Advocates for Highway and Auto Safety, an appropriately named advocacy group, told the DC Circuit Court of Appeals last week that the Federal Motor Carrier Safety Administration broke the law again when it reinstated an hours-of-service rule for truck drivers that is making highways more dangerous. The FMCSA claims that the rule, which allows driving 11 hours per day and working up to 84 hours per week, does not lead to dangerous fatigue.
According to a report by Commerce Clearing House (CCH), a reply brief filed last Thursday refutes FMCSA’s argument that the rule has improved highway safety. The National Highway Traffic Safety Administration recently reported that deaths in truck accidents increased in 2004 and 2005, while the percentage of fatal crashes that result from driver fatigue rose 20 percent during the same period. "Because 2004 was the first year in which the new, longer hours of driving and work were put into effect, the negative impact is obvious," the brief states. In addition, FMCSA has acknowledged in the past that the risk of a crash doubles from the 8th hour to the 9th hour of driving, and doubles again from the 10th to the 11th hour.
The hours-of-service rule has twice been thrown out by a court. FMCSA first promulgated the regulation in 2003, increasing the number of hours truckers can drive. The Court of Appeals for the DC Circuit struck down the rule in 2004, but Congress reinstated it as part of the Surface Transportation Extension Act of 2004.
One may marvel at the stubborn resistance to common sense about fatigue hazards at the FMCSA. However, when I see how many former FMCSA officials retire to become shills for the trucking industry that they had been regulating, testifying in court and depositions that hardly anything a trucking company does is unsafe, it fits together.
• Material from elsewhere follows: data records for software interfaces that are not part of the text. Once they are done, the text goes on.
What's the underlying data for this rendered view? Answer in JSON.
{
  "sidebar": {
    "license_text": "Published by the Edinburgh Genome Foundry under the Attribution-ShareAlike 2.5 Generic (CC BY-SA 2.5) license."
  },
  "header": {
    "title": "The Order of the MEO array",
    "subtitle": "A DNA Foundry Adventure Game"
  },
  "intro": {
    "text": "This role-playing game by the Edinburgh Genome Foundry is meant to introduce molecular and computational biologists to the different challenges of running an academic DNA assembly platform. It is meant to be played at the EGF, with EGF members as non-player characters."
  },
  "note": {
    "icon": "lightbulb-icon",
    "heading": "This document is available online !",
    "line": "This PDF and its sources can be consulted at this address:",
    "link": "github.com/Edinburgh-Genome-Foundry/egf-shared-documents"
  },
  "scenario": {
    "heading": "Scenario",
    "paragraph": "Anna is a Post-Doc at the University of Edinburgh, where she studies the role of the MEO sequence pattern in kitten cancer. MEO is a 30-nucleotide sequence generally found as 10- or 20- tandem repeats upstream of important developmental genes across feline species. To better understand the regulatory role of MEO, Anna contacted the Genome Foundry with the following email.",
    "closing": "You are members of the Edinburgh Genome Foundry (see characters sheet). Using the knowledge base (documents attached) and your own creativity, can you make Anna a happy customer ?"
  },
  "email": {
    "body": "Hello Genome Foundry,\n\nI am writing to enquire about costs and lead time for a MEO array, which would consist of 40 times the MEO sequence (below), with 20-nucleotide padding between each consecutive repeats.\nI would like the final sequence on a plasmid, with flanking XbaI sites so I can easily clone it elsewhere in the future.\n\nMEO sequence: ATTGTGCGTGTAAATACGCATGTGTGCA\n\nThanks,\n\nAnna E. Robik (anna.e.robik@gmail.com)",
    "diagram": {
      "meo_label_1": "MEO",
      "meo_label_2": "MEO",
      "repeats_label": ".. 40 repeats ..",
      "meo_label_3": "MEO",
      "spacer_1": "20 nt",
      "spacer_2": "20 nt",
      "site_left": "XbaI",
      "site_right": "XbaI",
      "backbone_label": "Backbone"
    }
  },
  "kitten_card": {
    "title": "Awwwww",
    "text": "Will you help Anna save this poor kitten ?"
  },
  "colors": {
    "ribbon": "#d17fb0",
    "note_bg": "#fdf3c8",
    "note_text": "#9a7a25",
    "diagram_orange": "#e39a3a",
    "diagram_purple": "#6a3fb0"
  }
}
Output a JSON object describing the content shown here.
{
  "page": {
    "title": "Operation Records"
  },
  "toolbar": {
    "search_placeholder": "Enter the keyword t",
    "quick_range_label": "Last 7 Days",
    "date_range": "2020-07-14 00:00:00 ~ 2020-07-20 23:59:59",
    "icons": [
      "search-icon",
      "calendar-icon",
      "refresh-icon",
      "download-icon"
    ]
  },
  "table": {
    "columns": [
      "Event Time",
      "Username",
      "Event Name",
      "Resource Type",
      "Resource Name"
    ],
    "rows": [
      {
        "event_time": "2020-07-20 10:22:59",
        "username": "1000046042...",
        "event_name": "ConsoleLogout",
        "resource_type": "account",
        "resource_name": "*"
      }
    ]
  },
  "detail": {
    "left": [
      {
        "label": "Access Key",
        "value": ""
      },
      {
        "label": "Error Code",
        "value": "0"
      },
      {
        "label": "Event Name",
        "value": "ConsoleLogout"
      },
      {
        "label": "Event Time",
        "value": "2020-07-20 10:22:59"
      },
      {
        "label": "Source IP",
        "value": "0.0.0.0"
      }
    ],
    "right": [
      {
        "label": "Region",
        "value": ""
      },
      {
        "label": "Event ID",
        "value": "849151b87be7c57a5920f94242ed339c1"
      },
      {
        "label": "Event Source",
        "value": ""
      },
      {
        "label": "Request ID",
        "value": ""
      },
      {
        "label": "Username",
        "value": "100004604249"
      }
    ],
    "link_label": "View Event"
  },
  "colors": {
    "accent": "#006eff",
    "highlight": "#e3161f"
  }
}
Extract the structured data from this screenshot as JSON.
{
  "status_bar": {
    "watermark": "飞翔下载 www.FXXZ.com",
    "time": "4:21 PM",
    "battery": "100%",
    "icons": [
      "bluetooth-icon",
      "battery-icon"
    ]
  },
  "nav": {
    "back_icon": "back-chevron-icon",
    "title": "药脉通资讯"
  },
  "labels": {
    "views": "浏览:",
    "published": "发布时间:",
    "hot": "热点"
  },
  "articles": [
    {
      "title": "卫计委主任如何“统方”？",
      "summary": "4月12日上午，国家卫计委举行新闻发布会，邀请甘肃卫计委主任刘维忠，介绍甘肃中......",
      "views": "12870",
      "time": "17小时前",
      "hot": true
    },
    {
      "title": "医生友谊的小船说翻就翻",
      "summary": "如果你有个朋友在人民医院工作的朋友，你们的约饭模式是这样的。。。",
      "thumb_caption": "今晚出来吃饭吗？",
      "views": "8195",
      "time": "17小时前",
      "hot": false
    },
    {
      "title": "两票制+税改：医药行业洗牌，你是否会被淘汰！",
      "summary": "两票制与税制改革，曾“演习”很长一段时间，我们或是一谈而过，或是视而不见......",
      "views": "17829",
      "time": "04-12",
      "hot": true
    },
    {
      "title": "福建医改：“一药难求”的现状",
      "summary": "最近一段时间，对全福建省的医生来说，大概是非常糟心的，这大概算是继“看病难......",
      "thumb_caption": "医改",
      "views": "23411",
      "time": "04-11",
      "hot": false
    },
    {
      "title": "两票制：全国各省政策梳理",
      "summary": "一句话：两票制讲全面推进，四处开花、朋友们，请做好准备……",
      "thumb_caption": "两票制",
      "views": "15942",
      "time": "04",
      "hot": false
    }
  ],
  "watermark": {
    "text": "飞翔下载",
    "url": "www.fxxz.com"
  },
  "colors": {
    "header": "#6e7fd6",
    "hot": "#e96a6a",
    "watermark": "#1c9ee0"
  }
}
The Shigley Law Firm represents plaintiffs in wrongful death and catastrophic injury cases statewide in Georgia. Ken Shigley was designated as a "SuperLawyer" in Atlanta Magazine and one of the "Legal Elite" in Georgia Trend Magazine. He is a Certified Civil Trial Advocate of the National Board of Trial Advocacy, Chair of the Southeastern Motor Carrier Liability Institute and former chair of the Georgia Insurance Law Institute. He particularly focuses on cases arising from truck and bus accidents, including those resulting from driver fatigue. Click here for a free consultation with no obligation.